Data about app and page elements

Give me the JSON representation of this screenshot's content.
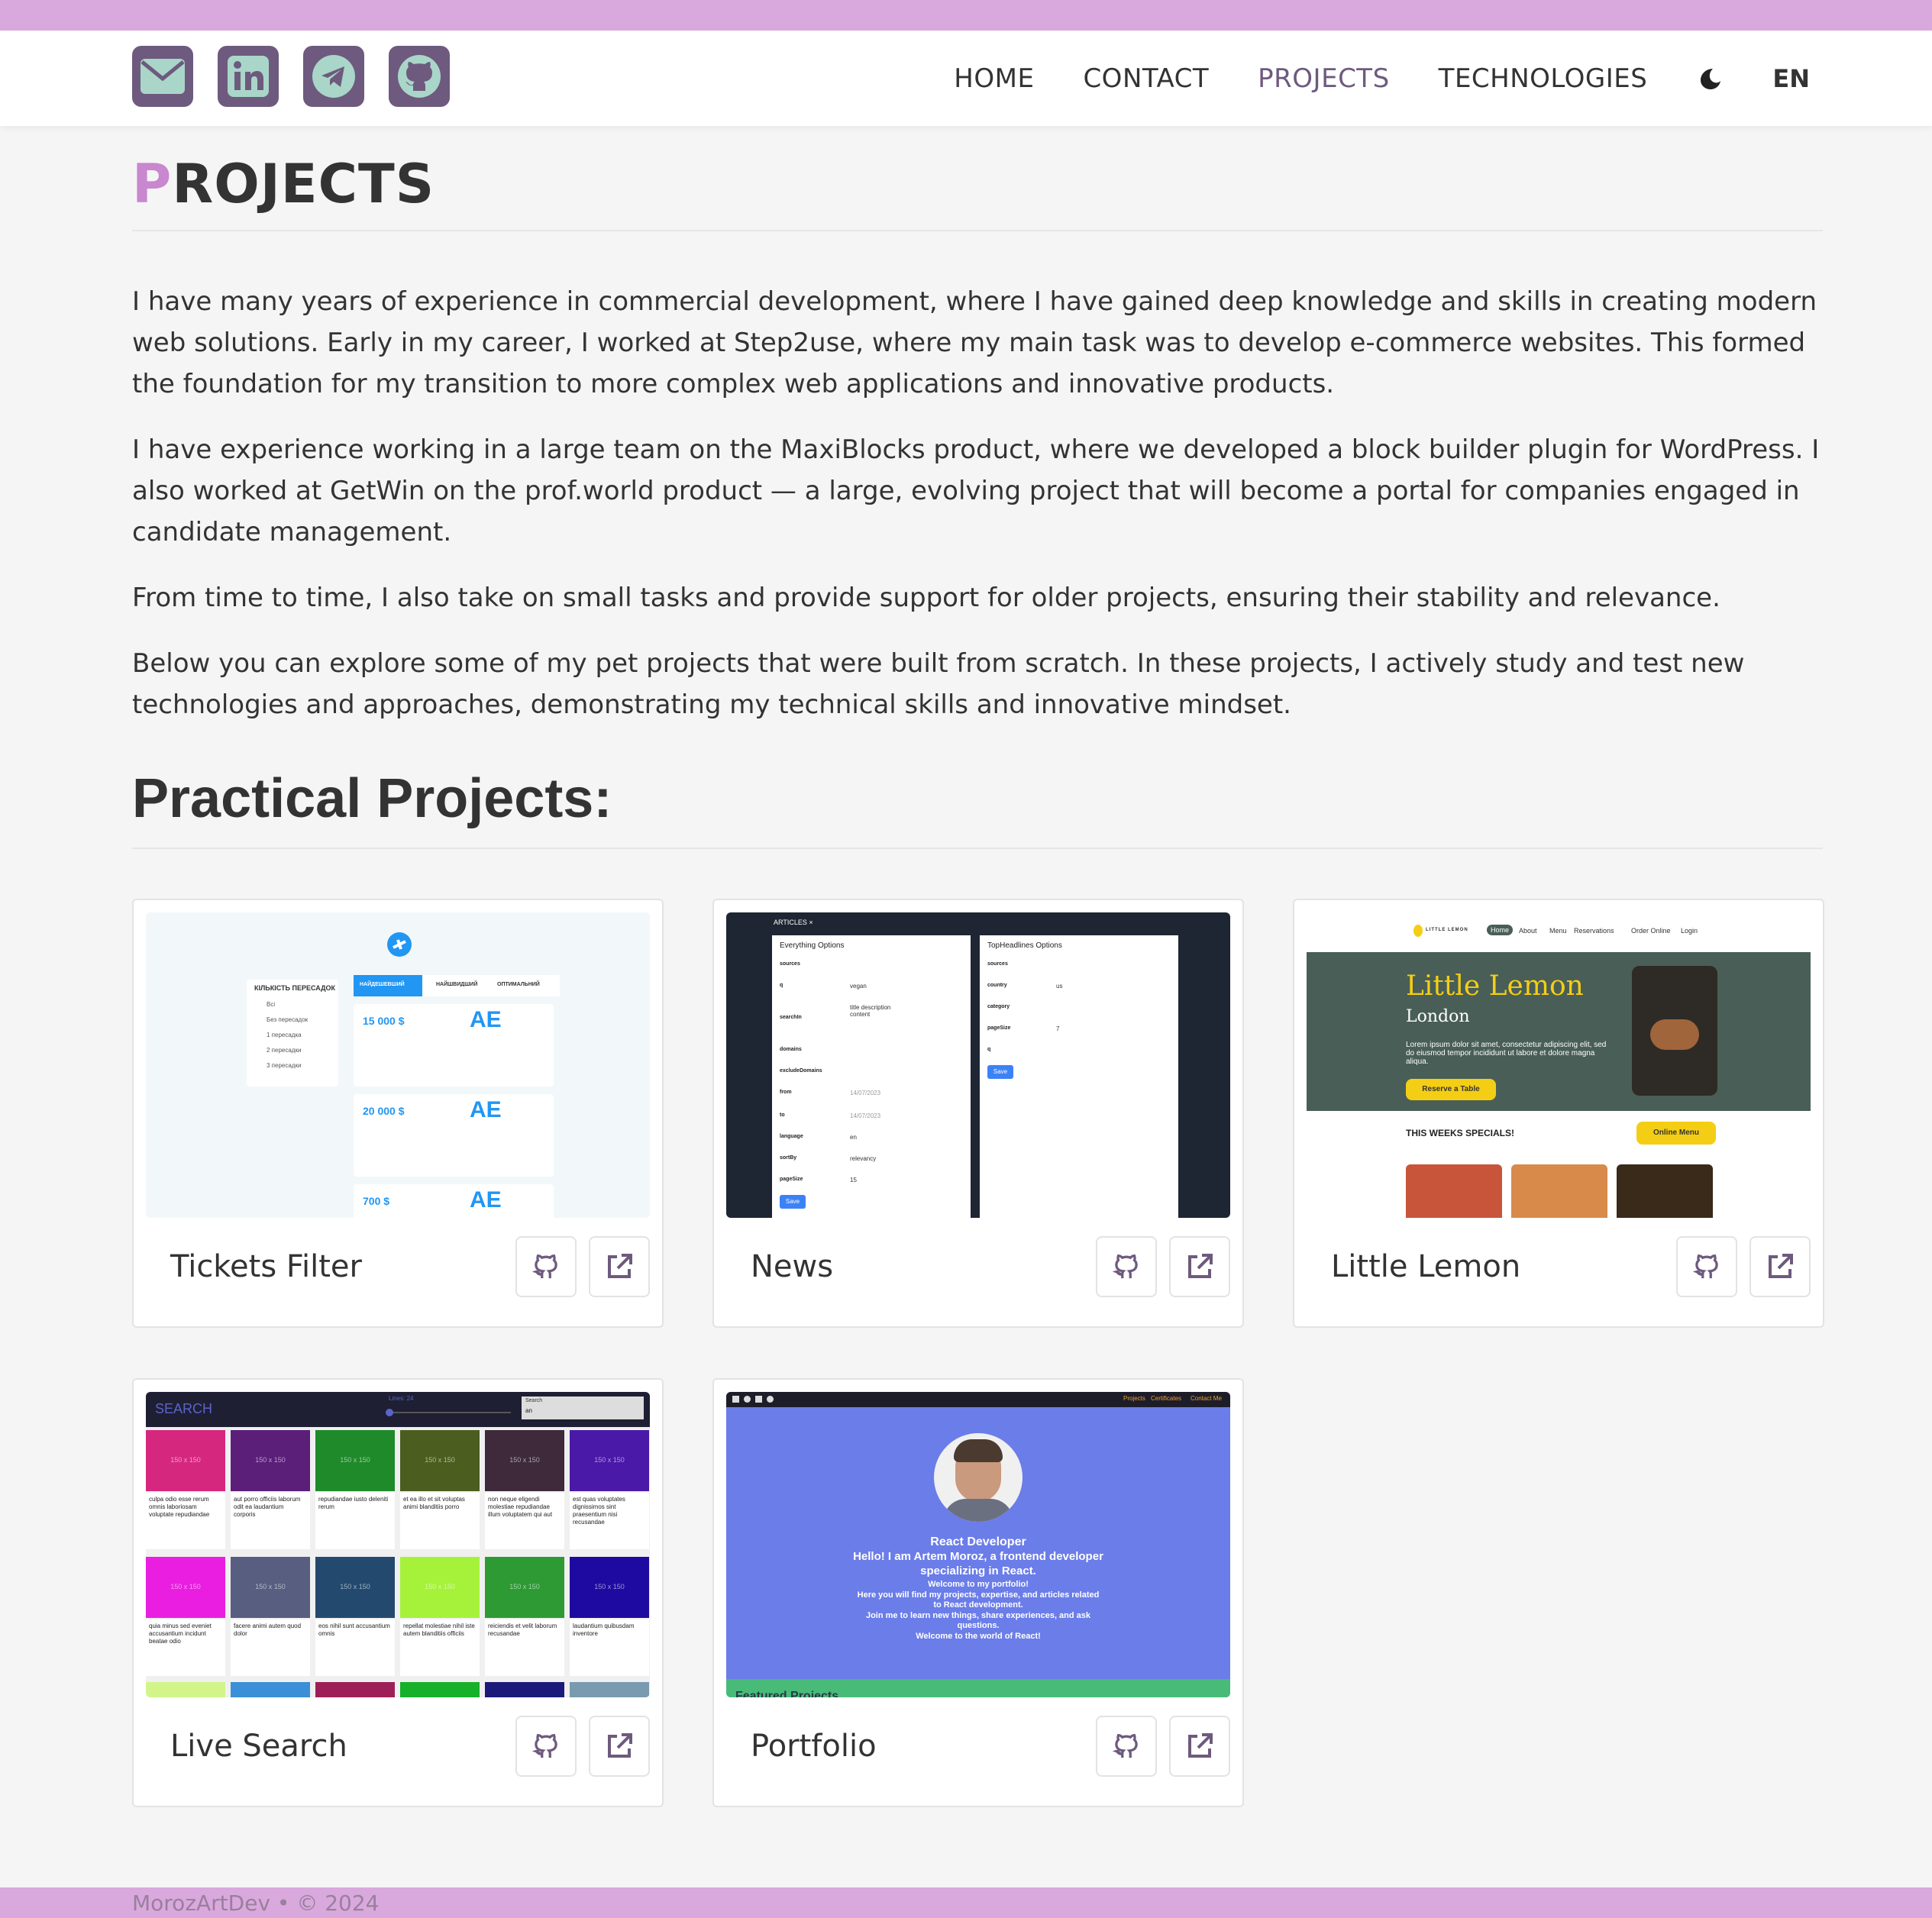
{
  "header": {
    "social": [
      {
        "name": "email",
        "icon": "envelope-icon"
      },
      {
        "name": "linkedin",
        "icon": "linkedin-icon"
      },
      {
        "name": "telegram",
        "icon": "telegram-icon"
      },
      {
        "name": "github",
        "icon": "github-icon"
      }
    ],
    "nav": {
      "home": "HOME",
      "contact": "CONTACT",
      "projects": "PROJECTS",
      "technologies": "TECHNOLOGIES",
      "active": "projects"
    },
    "theme_icon": "moon-icon",
    "language": "EN"
  },
  "colors": {
    "accent_bar": "#d9a9dd",
    "icon_bg": "#6e5a7e",
    "title_first_letter": "#c987cf"
  },
  "page": {
    "title_first": "P",
    "title_rest": "ROJECTS",
    "paragraphs": [
      "I have many years of experience in commercial development, where I have gained deep knowledge and skills in creating modern web solutions. Early in my career, I worked at Step2use, where my main task was to develop e-commerce websites. This formed the foundation for my transition to more complex web applications and innovative products.",
      "I have experience working in a large team on the MaxiBlocks product, where we developed a block builder plugin for WordPress. I also worked at GetWin on the prof.world product — a large, evolving project that will become a portal for companies engaged in candidate management.",
      "From time to time, I also take on small tasks and provide support for older projects, ensuring their stability and relevance.",
      "Below you can explore some of my pet projects that were built from scratch. In these projects, I actively study and test new technologies and approaches, demonstrating my technical skills and innovative mindset."
    ],
    "section_title": "Practical Projects:"
  },
  "projects": [
    {
      "title": "Tickets Filter",
      "thumb": {
        "filter_title": "КІЛЬКІСТЬ ПЕРЕСАДОК",
        "filter_options": [
          "Всі",
          "Без пересадок",
          "1 пересадка",
          "2 пересадки",
          "3 пересадки"
        ],
        "tabs": [
          "НАЙДЕШЕВШИЙ",
          "НАЙШВИДШИЙ",
          "ОПТИМАЛЬНИЙ"
        ],
        "prices": [
          "15 000 $",
          "20 000 $",
          "700 $"
        ]
      }
    },
    {
      "title": "News",
      "thumb": {
        "tab": "ARTICLES ×",
        "left_title": "Everything Options",
        "left_fields": [
          "sources",
          "q",
          "searchIn",
          "domains",
          "excludeDomains",
          "from",
          "to",
          "language",
          "sortBy",
          "pageSize"
        ],
        "left_values": [
          "",
          "vegan",
          "title description content",
          "",
          "",
          "14/07/2023",
          "14/07/2023",
          "en",
          "relevancy",
          "15"
        ],
        "right_title": "TopHeadlines Options",
        "right_fields": [
          "sources",
          "country",
          "category",
          "pageSize",
          "q"
        ],
        "right_values": [
          "",
          "us",
          "",
          "7",
          ""
        ],
        "save": "Save"
      }
    },
    {
      "title": "Little Lemon",
      "thumb": {
        "logo": "LITTLE LEMON",
        "nav": [
          "Home",
          "About",
          "Menu",
          "Reservations",
          "Order Online",
          "Login"
        ],
        "hero_title": "Little Lemon",
        "hero_city": "London",
        "hero_text": "Lorem ipsum dolor sit amet, consectetur adipiscing elit, sed do eiusmod tempor incididunt ut labore et dolore magna aliqua.",
        "hero_button": "Reserve a Table",
        "specials": "THIS WEEKS SPECIALS!",
        "menu_button": "Online Menu"
      }
    },
    {
      "title": "Live Search",
      "thumb": {
        "heading": "SEARCH",
        "lines_label": "Lines: 24",
        "search_label": "Search",
        "search_value": "an",
        "tile_label": "150 x 150",
        "row1_colors": [
          "#d6277f",
          "#5b1f7a",
          "#1e8a2a",
          "#4b5e1f",
          "#3e2a3a",
          "#4a19a8"
        ],
        "row1_texts": [
          "culpa odio esse rerum omnis laboriosam voluptate repudiandae",
          "aut porro officiis laborum odit ea laudantium corporis",
          "repudiandae iusto deleniti rerum",
          "et ea illo et sit voluptas animi blanditiis porro",
          "non neque eligendi molestiae repudiandae illum voluptatem qui aut",
          "est quas voluptates dignissimos sint praesentium nisi recusandae"
        ],
        "row2_colors": [
          "#e91ee0",
          "#575e80",
          "#234a6e",
          "#a6f23a",
          "#2e9a34",
          "#1e0aa0"
        ],
        "row2_texts": [
          "quia minus sed eveniet accusantium incidunt beatae odio",
          "facere animi autem quod dolor",
          "eos nihil sunt accusantium omnis",
          "repellat molestiae nihil iste autem blanditiis officiis",
          "reiciendis et velit laborum recusandae",
          "laudantium quibusdam inventore"
        ],
        "row3_colors": [
          "#d2f58a",
          "#3a8fd6",
          "#9e1f57",
          "#17b02a",
          "#1a1a7a",
          "#7a9ab0"
        ]
      }
    },
    {
      "title": "Portfolio",
      "thumb": {
        "topnav": [
          "Projects",
          "Certificates",
          "Contact Me"
        ],
        "role": "React Developer",
        "greeting": "Hello! I am Artem Moroz, a frontend developer specializing in React.",
        "welcome": "Welcome to my portfolio!",
        "text": "Here you will find my projects, expertise, and articles related to React development.",
        "join": "Join me to learn new things, share experiences, and ask questions.",
        "bottom": "Welcome to the world of React!",
        "section": "Featured Projects"
      }
    }
  ],
  "buttons": {
    "github_icon": "github-icon",
    "external_icon": "external-link-icon"
  },
  "footer": {
    "text": "MorozArtDev • © 2024"
  }
}
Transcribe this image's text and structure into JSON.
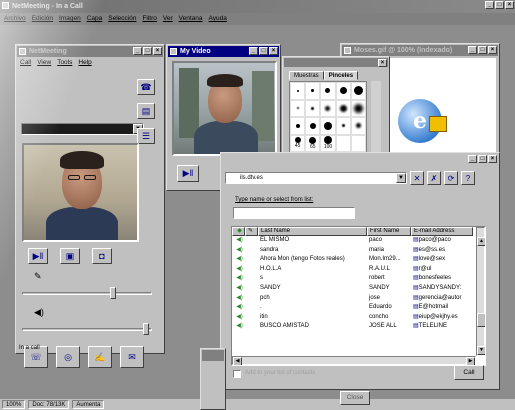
{
  "app": {
    "title": "NetMeeting - In a Call",
    "menu": [
      "Archivo",
      "Edición",
      "Imagen",
      "Capa",
      "Selección",
      "Filtro",
      "Ver",
      "Ventana",
      "Ayuda"
    ],
    "status": [
      "100%",
      "Doc: 78/13K",
      "Aumenta"
    ]
  },
  "netmeeting": {
    "title": "NetMeeting",
    "menu": [
      "Call",
      "View",
      "Tools",
      "Help"
    ],
    "status_text": "In a call"
  },
  "my_video": {
    "title": "My Video"
  },
  "paint": {
    "tabs": [
      "Muestras",
      "Pinceles"
    ],
    "brush_labels": [
      "45",
      "65",
      "100"
    ]
  },
  "image_window": {
    "title": "Moses.gif @ 100% (Indexado)"
  },
  "address_book": {
    "directory": "ils.dtv.es",
    "type_label": "Type name or select from list:",
    "search_value": "",
    "columns": [
      "Last Name",
      "First Name",
      "E-mail Address"
    ],
    "rows": [
      {
        "last": "EL MISMO",
        "first": "paco",
        "email": "paco@paco"
      },
      {
        "last": "sandra",
        "first": "maria",
        "email": "es@ss.es"
      },
      {
        "last": "Ahora Mon (tengo Fotos reales)",
        "first": "Mon.Im29...",
        "email": "love@sex"
      },
      {
        "last": "H.O.L.A",
        "first": "R.A.U.L",
        "email": "r@ul"
      },
      {
        "last": "s",
        "first": "robert",
        "email": "bonesfeeles"
      },
      {
        "last": "SANDY",
        "first": "SANDY",
        "email": "SANDYSANDY:"
      },
      {
        "last": "pch",
        "first": "jose",
        "email": "gerencia@autor"
      },
      {
        "last": ".",
        "first": "Eduardo",
        "email": "E@hotmail"
      },
      {
        "last": "itin",
        "first": "concho",
        "email": "eiup@ekjhy.es"
      },
      {
        "last": "BUSCO AMISTAD",
        "first": "JOSE ALL",
        "email": "TELELINE"
      }
    ],
    "checkbox_label": "Add to your list of contacts",
    "call_button": "Call",
    "close_button": "Close"
  }
}
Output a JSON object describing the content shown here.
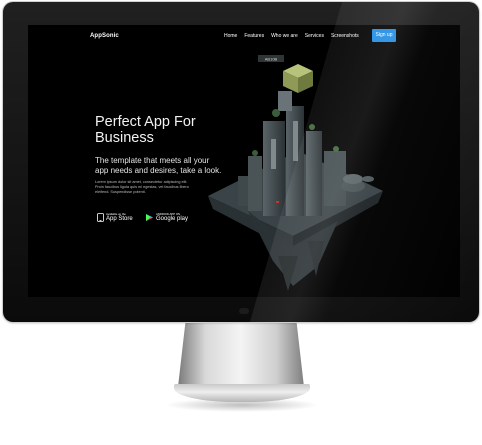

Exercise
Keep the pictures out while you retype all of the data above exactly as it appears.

Solved problem
Give me the JSON representation of this screenshot's content.
{
  "header": {
    "social": [
      {
        "name": "email",
        "icon": "envelope-icon"
      },
      {
        "name": "linkedin",
        "icon": "linkedin-icon"
      },
      {
        "name": "telegram",
        "icon": "telegram-icon"
      },
      {
        "name": "github",
        "icon": "github-icon"
      }
    ],
    "nav": {
      "home": "HOME",
      "contact": "CONTACT",
      "projects": "PROJECTS",
      "technologies": "TECHNOLOGIES",
      "active": "projects"
    },
    "theme_icon": "moon-icon",
    "language": "EN"
  },
  "colors": {
    "accent_bar": "#d9a9dd",
    "icon_bg": "#6e5a7e",
    "title_first_letter": "#c987cf"
  },
  "page": {
    "title_first": "P",
    "title_rest": "ROJECTS",
    "paragraphs": [
      "I have many years of experience in commercial development, where I have gained deep knowledge and skills in creating modern web solutions. Early in my career, I worked at Step2use, where my main task was to develop e-commerce websites. This formed the foundation for my transition to more complex web applications and innovative products.",
      "I have experience working in a large team on the MaxiBlocks product, where we developed a block builder plugin for WordPress. I also worked at GetWin on the prof.world product — a large, evolving project that will become a portal for companies engaged in candidate management.",
      "From time to time, I also take on small tasks and provide support for older projects, ensuring their stability and relevance.",
      "Below you can explore some of my pet projects that were built from scratch. In these projects, I actively study and test new technologies and approaches, demonstrating my technical skills and innovative mindset."
    ],
    "section_title": "Practical Projects:"
  },
  "projects": [
    {
      "title": "Tickets Filter",
      "thumb": {
        "filter_title": "КІЛЬКІСТЬ ПЕРЕСАДОК",
        "filter_options": [
          "Всі",
          "Без пересадок",
          "1 пересадка",
          "2 пересадки",
          "3 пересадки"
        ],
        "tabs": [
          "НАЙДЕШЕВШИЙ",
          "НАЙШВИДШИЙ",
          "ОПТИМАЛЬНИЙ"
        ],
        "prices": [
          "15 000 $",
          "20 000 $",
          "700 $"
        ]
      }
    },
    {
      "title": "News",
      "thumb": {
        "tab": "ARTICLES ×",
        "left_title": "Everything Options",
        "left_fields": [
          "sources",
          "q",
          "searchIn",
          "domains",
          "excludeDomains",
          "from",
          "to",
          "language",
          "sortBy",
          "pageSize"
        ],
        "left_values": [
          "",
          "vegan",
          "title description content",
          "",
          "",
          "14/07/2023",
          "14/07/2023",
          "en",
          "relevancy",
          "15"
        ],
        "right_title": "TopHeadlines Options",
        "right_fields": [
          "sources",
          "country",
          "category",
          "pageSize",
          "q"
        ],
        "right_values": [
          "",
          "us",
          "",
          "7",
          ""
        ],
        "save": "Save"
      }
    },
    {
      "title": "Little Lemon",
      "thumb": {
        "logo": "LITTLE LEMON",
        "nav": [
          "Home",
          "About",
          "Menu",
          "Reservations",
          "Order Online",
          "Login"
        ],
        "hero_title": "Little Lemon",
        "hero_city": "London",
        "hero_text": "Lorem ipsum dolor sit amet, consectetur adipiscing elit, sed do eiusmod tempor incididunt ut labore et dolore magna aliqua.",
        "hero_button": "Reserve a Table",
        "specials": "THIS WEEKS SPECIALS!",
        "menu_button": "Online Menu"
      }
    },
    {
      "title": "Live Search",
      "thumb": {
        "heading": "SEARCH",
        "lines_label": "Lines: 24",
        "search_label": "Search",
        "search_value": "an",
        "tile_label": "150 x 150",
        "row1_colors": [
          "#d6277f",
          "#5b1f7a",
          "#1e8a2a",
          "#4b5e1f",
          "#3e2a3a",
          "#4a19a8"
        ],
        "row1_texts": [
          "culpa odio esse rerum omnis laboriosam voluptate repudiandae",
          "aut porro officiis laborum odit ea laudantium corporis",
          "repudiandae iusto deleniti rerum",
          "et ea illo et sit voluptas animi blanditiis porro",
          "non neque eligendi molestiae repudiandae illum voluptatem qui aut",
          "est quas voluptates dignissimos sint praesentium nisi recusandae"
        ],
        "row2_colors": [
          "#e91ee0",
          "#575e80",
          "#234a6e",
          "#a6f23a",
          "#2e9a34",
          "#1e0aa0"
        ],
        "row2_texts": [
          "quia minus sed eveniet accusantium incidunt beatae odio",
          "facere animi autem quod dolor",
          "eos nihil sunt accusantium omnis",
          "repellat molestiae nihil iste autem blanditiis officiis",
          "reiciendis et velit laborum recusandae",
          "laudantium quibusdam inventore"
        ],
        "row3_colors": [
          "#d2f58a",
          "#3a8fd6",
          "#9e1f57",
          "#17b02a",
          "#1a1a7a",
          "#7a9ab0"
        ]
      }
    },
    {
      "title": "Portfolio",
      "thumb": {
        "topnav": [
          "Projects",
          "Certificates",
          "Contact Me"
        ],
        "role": "React Developer",
        "greeting": "Hello! I am Artem Moroz, a frontend developer specializing in React.",
        "welcome": "Welcome to my portfolio!",
        "text": "Here you will find my projects, expertise, and articles related to React development.",
        "join": "Join me to learn new things, share experiences, and ask questions.",
        "bottom": "Welcome to the world of React!",
        "section": "Featured Projects"
      }
    }
  ],
  "buttons": {
    "github_icon": "github-icon",
    "external_icon": "external-link-icon"
  },
  "footer": {
    "text": "MorozArtDev • © 2024"
  }
}
Transcribe this image's text and structure into JSON.
{
  "app": {
    "title": "NetMeeting - In a Call",
    "menu": [
      "Archivo",
      "Edición",
      "Imagen",
      "Capa",
      "Selección",
      "Filtro",
      "Ver",
      "Ventana",
      "Ayuda"
    ],
    "status": [
      "100%",
      "Doc: 78/13K",
      "Aumenta"
    ]
  },
  "netmeeting": {
    "title": "NetMeeting",
    "menu": [
      "Call",
      "View",
      "Tools",
      "Help"
    ],
    "status_text": "In a call"
  },
  "my_video": {
    "title": "My Video"
  },
  "paint": {
    "tabs": [
      "Muestras",
      "Pinceles"
    ],
    "brush_labels": [
      "45",
      "65",
      "100"
    ]
  },
  "image_window": {
    "title": "Moses.gif @ 100% (Indexado)"
  },
  "address_book": {
    "directory": "ils.dtv.es",
    "type_label": "Type name or select from list:",
    "search_value": "",
    "columns": [
      "Last Name",
      "First Name",
      "E-mail Address"
    ],
    "rows": [
      {
        "last": "EL MISMO",
        "first": "paco",
        "email": "paco@paco"
      },
      {
        "last": "sandra",
        "first": "maria",
        "email": "es@ss.es"
      },
      {
        "last": "Ahora Mon (tengo Fotos reales)",
        "first": "Mon.Im29...",
        "email": "love@sex"
      },
      {
        "last": "H.O.L.A",
        "first": "R.A.U.L",
        "email": "r@ul"
      },
      {
        "last": "s",
        "first": "robert",
        "email": "bonesfeeles"
      },
      {
        "last": "SANDY",
        "first": "SANDY",
        "email": "SANDYSANDY:"
      },
      {
        "last": "pch",
        "first": "jose",
        "email": "gerencia@autor"
      },
      {
        "last": ".",
        "first": "Eduardo",
        "email": "E@hotmail"
      },
      {
        "last": "itin",
        "first": "concho",
        "email": "eiup@ekjhy.es"
      },
      {
        "last": "BUSCO AMISTAD",
        "first": "JOSE ALL",
        "email": "TELELINE"
      }
    ],
    "checkbox_label": "Add to your list of contacts",
    "call_button": "Call",
    "close_button": "Close"
  }
}
Output a JSON object describing the content shown here.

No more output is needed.